### PROBLEM:
Reproduce the records exactly. Leave the pictures out.

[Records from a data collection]
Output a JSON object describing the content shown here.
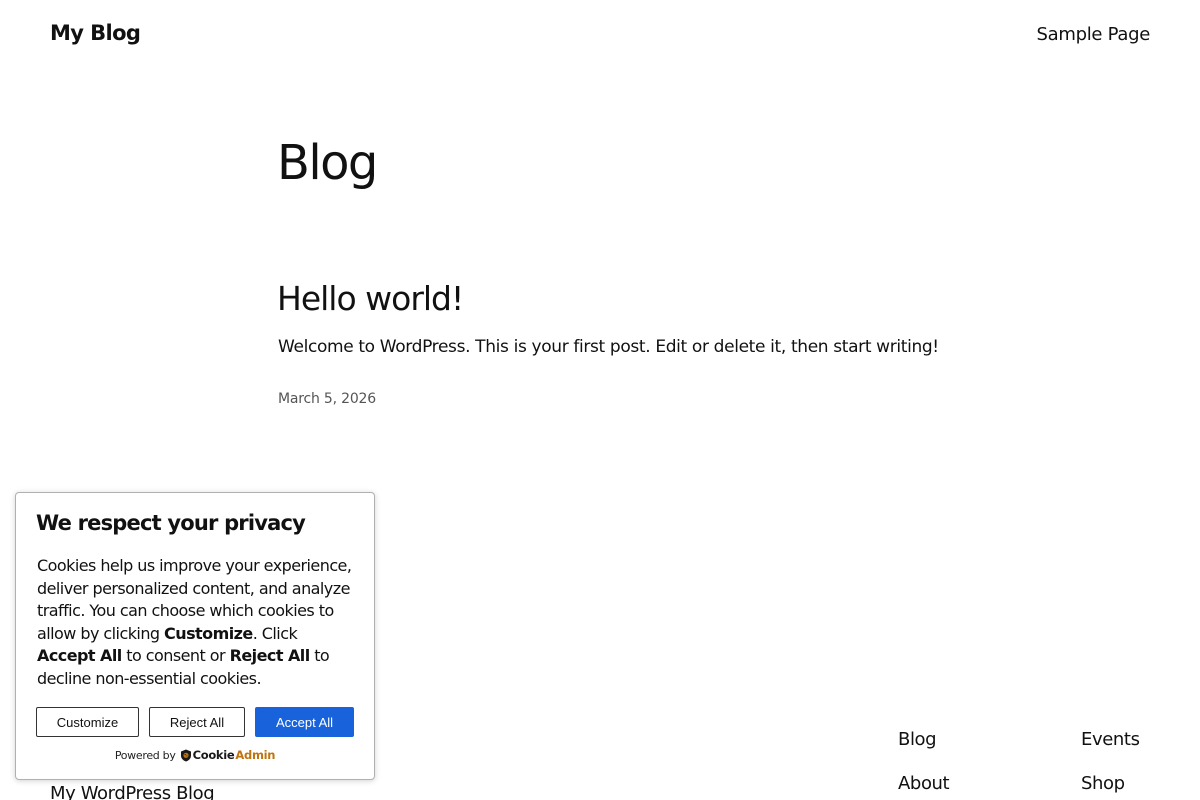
{
  "header": {
    "site_title": "My Blog",
    "nav_items": [
      "Sample Page"
    ]
  },
  "main": {
    "heading": "Blog",
    "post": {
      "title": "Hello world!",
      "excerpt": "Welcome to WordPress. This is your first post. Edit or delete it, then start writing!",
      "date": "March 5, 2026"
    }
  },
  "footer": {
    "site_title": "My WordPress Blog",
    "col1": [
      "Blog",
      "About"
    ],
    "col2": [
      "Events",
      "Shop"
    ]
  },
  "cookie_banner": {
    "title": "We respect your privacy",
    "text_1": "Cookies help us improve your experience, deliver personalized content, and analyze traffic. You can choose which cookies to allow by clicking ",
    "customize_word": "Customize",
    "text_2": ". Click ",
    "accept_word": "Accept All",
    "text_3": " to consent or ",
    "reject_word": "Reject All",
    "text_4": " to decline non-essential cookies.",
    "buttons": {
      "customize": "Customize",
      "reject": "Reject All",
      "accept": "Accept All"
    },
    "powered_by": "Powered by",
    "brand_part_1": "Cookie",
    "brand_part_2": "Admin",
    "brand_icon": "shield-icon",
    "accent_color": "#1863dc",
    "brand_color": "#c0740f"
  }
}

### COMPLETED EXERCISE:
Output a JSON object describing the content shown here.
{
  "header": {
    "site_title": "My Blog",
    "nav_items": [
      "Sample Page"
    ]
  },
  "main": {
    "heading": "Blog",
    "post": {
      "title": "Hello world!",
      "excerpt": "Welcome to WordPress. This is your first post. Edit or delete it, then start writing!",
      "date": "March 5, 2026"
    }
  },
  "footer": {
    "site_title": "My WordPress Blog",
    "col1": [
      "Blog",
      "About"
    ],
    "col2": [
      "Events",
      "Shop"
    ]
  },
  "cookie_banner": {
    "title": "We respect your privacy",
    "text_1": "Cookies help us improve your experience, deliver personalized content, and analyze traffic. You can choose which cookies to allow by clicking ",
    "customize_word": "Customize",
    "text_2": ". Click ",
    "accept_word": "Accept All",
    "text_3": " to consent or ",
    "reject_word": "Reject All",
    "text_4": " to decline non-essential cookies.",
    "buttons": {
      "customize": "Customize",
      "reject": "Reject All",
      "accept": "Accept All"
    },
    "powered_by": "Powered by",
    "brand_part_1": "Cookie",
    "brand_part_2": "Admin",
    "brand_icon": "shield-icon",
    "accent_color": "#1863dc",
    "brand_color": "#c0740f"
  }
}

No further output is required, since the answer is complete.